Gout most commonly affects the joints of the foot, especially the base of the big toe (the swelling, pain and redness of the big toe is called podagra). However, other areas are also frequently affected: the ankle, instep, knee, wrist and elbow. Gout tends to affect colder areas of the body because uric acid crystals form more easily there than in warmer areas. Rarely, gout affects joints in the warmer, central area of the body, such as those of the spine, hips or shoulders.
Sudden, severe flare-ups of gout (acute gouty arthritis) can occur without warning. They can be triggered by
- Illness (such as pneumonia or other infection)
- Initiation of treatment with certain medications (such as diuretics, allopurinol, febuxostat, probenecid, and nitroglycerin, particularly intravenous nitroglycerin, which contains alcohol) that can abruptly change uric acid levels in the blood (but often these medications are medically necessary)
- Consumption of large amounts of alcohol or purine-rich foods

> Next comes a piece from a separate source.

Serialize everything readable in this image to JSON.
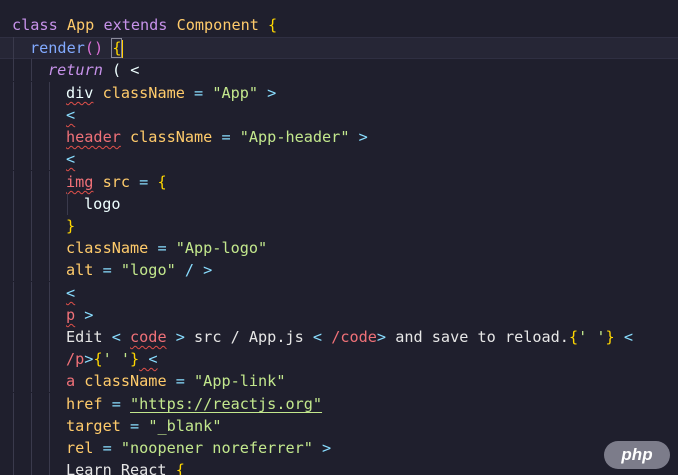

Typically, during a flare-up, severe pain occurs suddenly in one or more joints, often at night. The nocturnal pain probably occurs because fluid that has accumulated in the joint during the day leaves the joint more quickly than uric acid when the subject is lying down, causing the uric acid to concentrate and thus form crystals more easily. The pain gets progressively worse and often becomes unbearable, especially when moving or touching the joint.
The joint becomes inflamed, swollen and warm, and the skin over it becomes reddish or purplish, tight and shiny.
Other symptoms of a flare-up are sometimes
- Acceleration of the heart rate (tachycardia)
- A feeling of general malaise
- Chills (very rarely)
The first outbreaks usually affect only one joint and last at most one week.
Symptoms gradually disappear, joint function is restored and no symptoms reappear until the next flare-up. However, if the disease progresses, untreated flare-ups last longer, occur more frequently and affect several joints. Without treatment, subsequent outbreaks can last up to 3 weeks. A person with an outbreak who develops a fever above 101° F (38.3° C), chills, or any other severe symptoms (e.g., weakness, vomiting, rash, or any difficulty breathing), especially if there is no experience with previous outbreaks or if this is the first outbreak, should call a doctor or go to an emergency department, as these symptoms may also be due to a joint infection or a completely different problem.
After repeated outbreaks, gout can become severe and chronic and can lead to joint deformity.
Over time, joint mobility becomes progressively restricted as a result of damage caused by uric acid crystal deposits in the joints and tendons.